_Data for the task_:
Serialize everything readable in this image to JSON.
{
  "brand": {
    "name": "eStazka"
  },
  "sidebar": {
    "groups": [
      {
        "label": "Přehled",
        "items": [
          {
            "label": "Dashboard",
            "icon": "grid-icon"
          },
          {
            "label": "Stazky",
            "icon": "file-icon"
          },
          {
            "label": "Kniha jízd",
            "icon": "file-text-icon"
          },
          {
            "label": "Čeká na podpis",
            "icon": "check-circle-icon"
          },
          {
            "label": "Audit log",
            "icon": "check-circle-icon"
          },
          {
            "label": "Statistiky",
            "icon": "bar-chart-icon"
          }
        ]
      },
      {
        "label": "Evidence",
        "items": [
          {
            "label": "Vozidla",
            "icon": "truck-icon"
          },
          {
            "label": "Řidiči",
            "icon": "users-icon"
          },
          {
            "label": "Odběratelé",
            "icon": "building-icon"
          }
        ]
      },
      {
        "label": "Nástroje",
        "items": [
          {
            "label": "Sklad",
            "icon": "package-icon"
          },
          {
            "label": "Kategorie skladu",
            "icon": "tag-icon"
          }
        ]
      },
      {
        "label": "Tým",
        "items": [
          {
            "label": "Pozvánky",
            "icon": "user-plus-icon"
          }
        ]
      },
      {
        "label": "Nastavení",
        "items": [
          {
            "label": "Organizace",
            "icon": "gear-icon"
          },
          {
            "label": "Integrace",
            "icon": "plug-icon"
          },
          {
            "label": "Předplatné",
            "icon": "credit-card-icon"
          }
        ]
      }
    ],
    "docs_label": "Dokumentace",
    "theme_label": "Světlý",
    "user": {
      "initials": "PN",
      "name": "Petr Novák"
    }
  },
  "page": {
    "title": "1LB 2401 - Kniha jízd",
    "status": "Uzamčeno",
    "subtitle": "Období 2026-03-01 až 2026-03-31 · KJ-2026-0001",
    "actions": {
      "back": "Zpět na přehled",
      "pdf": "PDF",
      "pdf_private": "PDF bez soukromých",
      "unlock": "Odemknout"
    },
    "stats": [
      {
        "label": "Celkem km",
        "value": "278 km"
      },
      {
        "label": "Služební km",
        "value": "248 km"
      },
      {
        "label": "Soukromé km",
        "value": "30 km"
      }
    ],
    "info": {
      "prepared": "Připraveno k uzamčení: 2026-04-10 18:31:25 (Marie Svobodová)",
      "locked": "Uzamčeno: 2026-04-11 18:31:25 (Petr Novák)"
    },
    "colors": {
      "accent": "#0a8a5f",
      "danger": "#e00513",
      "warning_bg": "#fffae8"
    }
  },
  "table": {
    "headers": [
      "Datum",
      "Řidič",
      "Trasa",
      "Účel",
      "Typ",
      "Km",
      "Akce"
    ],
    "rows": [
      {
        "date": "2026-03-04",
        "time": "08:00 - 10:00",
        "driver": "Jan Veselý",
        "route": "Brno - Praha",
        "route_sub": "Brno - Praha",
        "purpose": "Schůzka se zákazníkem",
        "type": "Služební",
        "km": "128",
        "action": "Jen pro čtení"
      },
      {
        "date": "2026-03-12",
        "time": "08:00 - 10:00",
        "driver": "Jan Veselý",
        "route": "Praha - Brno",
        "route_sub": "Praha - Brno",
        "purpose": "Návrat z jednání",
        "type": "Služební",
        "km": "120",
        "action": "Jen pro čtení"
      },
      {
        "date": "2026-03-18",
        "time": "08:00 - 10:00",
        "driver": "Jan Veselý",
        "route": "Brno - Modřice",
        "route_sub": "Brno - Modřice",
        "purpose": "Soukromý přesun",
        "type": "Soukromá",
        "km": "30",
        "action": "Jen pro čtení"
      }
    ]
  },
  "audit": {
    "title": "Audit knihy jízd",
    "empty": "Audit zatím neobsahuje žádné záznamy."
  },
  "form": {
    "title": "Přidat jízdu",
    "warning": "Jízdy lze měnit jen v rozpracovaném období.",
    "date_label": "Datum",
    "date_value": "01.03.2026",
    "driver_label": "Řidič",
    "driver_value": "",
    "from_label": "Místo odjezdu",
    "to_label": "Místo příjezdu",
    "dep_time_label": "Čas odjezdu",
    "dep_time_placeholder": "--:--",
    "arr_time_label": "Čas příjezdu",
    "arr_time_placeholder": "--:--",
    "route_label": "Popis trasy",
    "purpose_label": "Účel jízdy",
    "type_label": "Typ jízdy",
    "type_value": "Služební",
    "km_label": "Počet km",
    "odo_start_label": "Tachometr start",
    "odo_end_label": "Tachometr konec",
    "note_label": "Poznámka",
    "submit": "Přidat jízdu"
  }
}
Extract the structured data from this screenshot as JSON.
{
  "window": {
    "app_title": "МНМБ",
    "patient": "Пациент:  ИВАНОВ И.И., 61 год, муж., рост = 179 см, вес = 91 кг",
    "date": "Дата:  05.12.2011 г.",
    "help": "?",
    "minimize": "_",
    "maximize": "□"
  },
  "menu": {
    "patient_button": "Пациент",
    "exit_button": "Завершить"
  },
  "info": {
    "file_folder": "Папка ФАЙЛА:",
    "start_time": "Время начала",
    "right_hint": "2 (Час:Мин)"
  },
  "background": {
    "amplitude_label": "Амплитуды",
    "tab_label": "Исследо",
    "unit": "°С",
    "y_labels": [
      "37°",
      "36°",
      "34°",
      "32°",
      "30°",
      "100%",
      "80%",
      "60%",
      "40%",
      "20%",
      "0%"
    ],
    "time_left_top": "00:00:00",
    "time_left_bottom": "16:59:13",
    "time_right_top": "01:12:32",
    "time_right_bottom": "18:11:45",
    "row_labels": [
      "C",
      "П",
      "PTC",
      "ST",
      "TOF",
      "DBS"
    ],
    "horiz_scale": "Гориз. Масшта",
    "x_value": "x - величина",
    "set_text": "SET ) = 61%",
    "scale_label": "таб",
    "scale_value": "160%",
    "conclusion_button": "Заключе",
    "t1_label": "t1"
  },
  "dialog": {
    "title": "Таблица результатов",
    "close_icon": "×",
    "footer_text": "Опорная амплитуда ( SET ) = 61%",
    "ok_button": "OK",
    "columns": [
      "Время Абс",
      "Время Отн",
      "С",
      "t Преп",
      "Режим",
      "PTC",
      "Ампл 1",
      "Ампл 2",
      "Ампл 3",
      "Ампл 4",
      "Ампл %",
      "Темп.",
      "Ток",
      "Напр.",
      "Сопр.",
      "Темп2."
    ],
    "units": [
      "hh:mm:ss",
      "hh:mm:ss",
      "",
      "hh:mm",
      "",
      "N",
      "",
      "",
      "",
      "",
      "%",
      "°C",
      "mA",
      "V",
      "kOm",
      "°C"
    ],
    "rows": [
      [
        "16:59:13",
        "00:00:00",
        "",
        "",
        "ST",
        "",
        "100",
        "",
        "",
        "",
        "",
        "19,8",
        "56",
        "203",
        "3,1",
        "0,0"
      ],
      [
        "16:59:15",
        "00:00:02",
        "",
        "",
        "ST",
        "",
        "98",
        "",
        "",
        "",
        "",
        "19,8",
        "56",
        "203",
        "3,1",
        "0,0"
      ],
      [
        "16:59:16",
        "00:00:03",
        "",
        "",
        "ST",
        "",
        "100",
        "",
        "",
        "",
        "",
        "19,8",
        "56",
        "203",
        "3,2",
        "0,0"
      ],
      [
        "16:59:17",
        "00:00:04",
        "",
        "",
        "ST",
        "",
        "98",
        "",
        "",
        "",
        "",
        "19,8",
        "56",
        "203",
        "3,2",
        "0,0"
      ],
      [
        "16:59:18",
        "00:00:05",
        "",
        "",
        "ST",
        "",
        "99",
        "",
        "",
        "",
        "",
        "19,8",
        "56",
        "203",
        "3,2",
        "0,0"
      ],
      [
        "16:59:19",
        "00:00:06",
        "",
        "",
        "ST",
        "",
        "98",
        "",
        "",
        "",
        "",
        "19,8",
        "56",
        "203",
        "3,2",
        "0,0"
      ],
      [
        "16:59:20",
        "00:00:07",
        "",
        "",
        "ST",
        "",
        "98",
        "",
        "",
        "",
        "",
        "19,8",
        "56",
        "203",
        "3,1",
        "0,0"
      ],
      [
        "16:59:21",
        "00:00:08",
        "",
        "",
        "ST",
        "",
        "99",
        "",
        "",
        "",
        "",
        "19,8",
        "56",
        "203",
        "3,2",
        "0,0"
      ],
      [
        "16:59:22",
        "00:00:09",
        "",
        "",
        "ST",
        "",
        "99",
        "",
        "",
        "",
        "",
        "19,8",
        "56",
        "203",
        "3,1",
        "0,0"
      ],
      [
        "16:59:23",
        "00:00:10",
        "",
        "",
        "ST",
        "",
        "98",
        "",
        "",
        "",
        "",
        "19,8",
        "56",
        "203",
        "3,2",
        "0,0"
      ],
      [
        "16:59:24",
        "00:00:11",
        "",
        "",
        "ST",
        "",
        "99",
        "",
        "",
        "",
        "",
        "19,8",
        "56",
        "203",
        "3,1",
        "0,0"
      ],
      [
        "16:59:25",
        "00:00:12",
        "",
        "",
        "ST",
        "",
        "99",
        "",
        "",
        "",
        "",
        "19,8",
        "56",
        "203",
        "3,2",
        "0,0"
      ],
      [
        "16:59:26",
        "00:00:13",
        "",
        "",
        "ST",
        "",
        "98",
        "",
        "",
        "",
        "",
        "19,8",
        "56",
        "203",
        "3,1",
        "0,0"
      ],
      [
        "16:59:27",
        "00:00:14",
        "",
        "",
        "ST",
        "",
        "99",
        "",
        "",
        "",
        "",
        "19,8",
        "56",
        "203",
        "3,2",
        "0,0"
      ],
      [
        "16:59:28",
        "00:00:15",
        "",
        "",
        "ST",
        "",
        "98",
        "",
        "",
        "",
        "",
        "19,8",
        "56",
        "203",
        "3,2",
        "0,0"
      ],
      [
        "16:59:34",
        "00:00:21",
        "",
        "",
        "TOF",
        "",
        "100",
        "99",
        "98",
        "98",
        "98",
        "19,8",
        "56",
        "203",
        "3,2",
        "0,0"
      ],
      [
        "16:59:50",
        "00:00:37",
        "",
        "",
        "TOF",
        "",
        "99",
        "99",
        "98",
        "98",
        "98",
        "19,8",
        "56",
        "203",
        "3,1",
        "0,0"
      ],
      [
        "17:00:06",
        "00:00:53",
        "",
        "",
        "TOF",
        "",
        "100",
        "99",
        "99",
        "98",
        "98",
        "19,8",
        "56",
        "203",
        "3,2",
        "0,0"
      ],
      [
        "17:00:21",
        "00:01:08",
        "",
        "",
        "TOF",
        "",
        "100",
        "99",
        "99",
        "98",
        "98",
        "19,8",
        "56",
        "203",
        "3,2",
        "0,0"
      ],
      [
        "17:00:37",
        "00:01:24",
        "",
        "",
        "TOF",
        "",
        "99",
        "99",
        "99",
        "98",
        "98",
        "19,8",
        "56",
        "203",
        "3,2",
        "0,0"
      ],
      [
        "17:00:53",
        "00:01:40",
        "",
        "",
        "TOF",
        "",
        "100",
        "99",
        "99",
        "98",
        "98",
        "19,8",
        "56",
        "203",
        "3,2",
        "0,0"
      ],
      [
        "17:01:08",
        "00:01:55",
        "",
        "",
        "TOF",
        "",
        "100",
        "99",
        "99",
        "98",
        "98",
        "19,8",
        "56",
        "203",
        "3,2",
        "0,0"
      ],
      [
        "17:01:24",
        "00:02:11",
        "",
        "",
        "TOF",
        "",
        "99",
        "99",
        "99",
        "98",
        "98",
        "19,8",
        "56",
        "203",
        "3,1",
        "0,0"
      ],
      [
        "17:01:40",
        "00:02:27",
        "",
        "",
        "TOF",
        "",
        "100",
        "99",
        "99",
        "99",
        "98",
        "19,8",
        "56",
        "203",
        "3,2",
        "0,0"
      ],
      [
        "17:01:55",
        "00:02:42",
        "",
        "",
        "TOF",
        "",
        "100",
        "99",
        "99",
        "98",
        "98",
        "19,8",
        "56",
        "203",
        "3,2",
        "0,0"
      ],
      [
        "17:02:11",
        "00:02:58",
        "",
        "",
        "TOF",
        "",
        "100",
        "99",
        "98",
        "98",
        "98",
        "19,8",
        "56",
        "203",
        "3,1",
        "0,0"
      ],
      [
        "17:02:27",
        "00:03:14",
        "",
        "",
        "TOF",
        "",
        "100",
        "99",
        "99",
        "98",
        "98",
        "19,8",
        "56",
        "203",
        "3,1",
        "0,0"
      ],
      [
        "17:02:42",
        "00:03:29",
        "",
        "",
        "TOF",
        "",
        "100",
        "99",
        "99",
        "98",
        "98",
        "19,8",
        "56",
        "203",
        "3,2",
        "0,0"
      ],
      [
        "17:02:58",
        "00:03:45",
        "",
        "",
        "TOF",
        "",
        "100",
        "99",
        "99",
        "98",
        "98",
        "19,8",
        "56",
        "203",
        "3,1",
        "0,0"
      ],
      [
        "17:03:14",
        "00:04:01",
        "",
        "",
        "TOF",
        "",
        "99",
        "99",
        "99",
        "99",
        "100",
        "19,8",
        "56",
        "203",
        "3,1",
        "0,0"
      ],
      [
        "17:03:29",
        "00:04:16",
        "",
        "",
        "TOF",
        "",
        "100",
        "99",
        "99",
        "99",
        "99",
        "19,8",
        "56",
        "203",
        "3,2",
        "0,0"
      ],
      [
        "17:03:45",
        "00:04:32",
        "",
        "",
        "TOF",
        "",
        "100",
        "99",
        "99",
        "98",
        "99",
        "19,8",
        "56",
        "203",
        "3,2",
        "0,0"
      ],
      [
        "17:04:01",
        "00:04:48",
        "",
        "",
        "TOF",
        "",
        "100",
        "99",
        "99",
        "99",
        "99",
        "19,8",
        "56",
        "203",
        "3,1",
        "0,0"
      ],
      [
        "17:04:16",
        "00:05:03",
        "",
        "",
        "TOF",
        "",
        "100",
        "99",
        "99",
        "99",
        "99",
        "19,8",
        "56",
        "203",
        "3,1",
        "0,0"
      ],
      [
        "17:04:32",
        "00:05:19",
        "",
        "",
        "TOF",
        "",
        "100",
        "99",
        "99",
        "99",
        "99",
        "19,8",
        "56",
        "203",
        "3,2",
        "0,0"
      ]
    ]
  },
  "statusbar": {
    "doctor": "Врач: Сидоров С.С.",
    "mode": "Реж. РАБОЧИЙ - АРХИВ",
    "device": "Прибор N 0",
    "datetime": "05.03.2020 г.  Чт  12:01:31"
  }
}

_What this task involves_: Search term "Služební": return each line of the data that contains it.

_Solution to the problem_:
        "label": "Služební km",
        "type": "Služební",
        "type": "Služební",
    "type_value": "Služební",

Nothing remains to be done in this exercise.